Dear Antis: Voters Say No to Your Abortion Bans

Dear Antis: Voters Say No to Your Abortion Bans

By Cindy Cooper

The count is four to zero. Four times voters have been asked to consider anti-abortion ballot measures that would ban abortion in their states, and four out of four times the anti-abortion measures lost.

The most recent anti-abortion ballot measure to go down in flames was a “personhood” amendment in Colorado in November 2010. It lost by a vote of 70.5 percent opposed to the abortion ban, and only 29.5 percent who voted for it. But, as in the past, anti-abortion advocates prefer to ignore these facts.

This same measure was defeated as resoundingly in Colorado in 2008. That was the same year that the generally conservative voters in South Dakota went into their booths and rejected a state ban on abortion for the second time.

The message is clear: voters do not want abortion to be illegal.

It used to be three strikes and you’re out.

Anti-abortion advocates are unable to admit — or even acknowledge — the stark defeats at the ballot box. They continue to mouth a worn-out line — if only they were given a chance to vote, people would reject abortion at the ballot box. This is based on their belief that, somehow, the Supreme Court usurped their right to control women when it tossed out laws that made abortion a crime in Roe v. Wade in 1973.

This “if only” is exactly the line that conservative anti-abortion columnist Ross Douthat trotted out in the New York Times blog on November 24, 2010. He describes his hypothetical “deal” to solve the abortion debate: “Americans would merely get the opportunity to vote (his emphasis) on whether to restrict abortion before the third trimester. Ending Roe v. Wade, and returning abortion law to the sphere of democratic politics would be worth almost any concession or compromise on other issues,” said Douthat.

Inside his sound tunnel, Douthat clearly thinks abortion would be rejected at the ballot box, but he is just as clearly not reading the news. Voters in two western, conservative to moderate states have had the only votes on abortion bans since 1973, and they said no thanks. In essence, they endorsed Roe v. Wade. This, despite highly financed, nationally supported anti-abortion campaigns, intended to set up a challenge to Roe in the courts.

This year, the Colorado “personhood” measure would have banned abortion in the first, second and third trimesters as Douthat wants. It was described on the ballot as: An amendment to the Colorado Constitution applying the term ‘person’ as used in those provisions of the Colorado Constitution relating to inalienable rights, equality of justice and due process of law, to every human being from the beginning of the biological development of that human being. In other words, it’s the same old “right-to-life” amendment with a new name and marketing campaign.

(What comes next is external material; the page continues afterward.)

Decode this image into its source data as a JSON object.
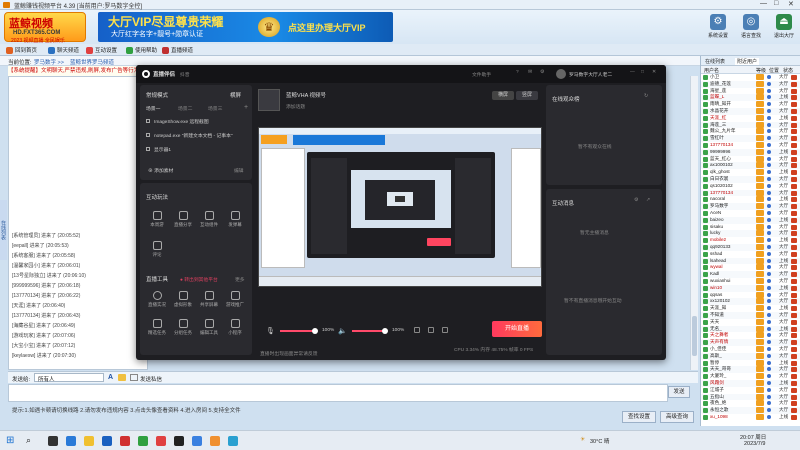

The measure did not win in any county in the state that includes Colorado Springs, the home of the massive ultra-conservative Focus on the Family, which has an annual budget of over $100 million. In some counties, less than 15.4 percent of the people could bring themselves to vote for the idea of giving fertilized eggs constitutional rights, spurring The Colorado Independent to point out that nearly as many voted for a space alien commission.

The campaign for the Colorado personhood measure also lost in the 2008 election by an even bigger margin 73 percent to 27 percent. This year, without front woman Kristi Burton (now Kristi Burton Brown) from the 2008 campaign, the male campaign heads were reduced to using a cardboard cut-out of a woman in their offices to represent the female side of Personhood USA.

And this time, the personhood group abandoned its deceptive name from 2008 Coloradans for Equal Rights quite possibly because it was uncomfortably similar to a gay and lesbian advocacy group, Equal Rights Colorado. That still didn’t stop “personhood” campaigner Gualberto Garcia Jones from usurping women’s history in a TV debate. “My inspiration for this is women’s suffrage, interestingly enough — how it got the right to vote for women at a state-by-state level before the passage of the 19th Amendment,” he said.

Of course, Personhood USA does have something of a different mission from the suffragists: “The Primary Mission of Personhood USA is to serve Jesus by being an Advocate for those who can not speak for themselves, the pre-born child.”

Without regard to the punishing defeat at the polls and the costs to taxpayers, “personhood” will be on the Mississippi ballot in 2011, and Personhood USA is making plans for Colorado in 2012. And Kristi Burton Brown, still a fan and supporter, has a new blog called Lost Generation — but apparently the irony is lost.

December 6, 2010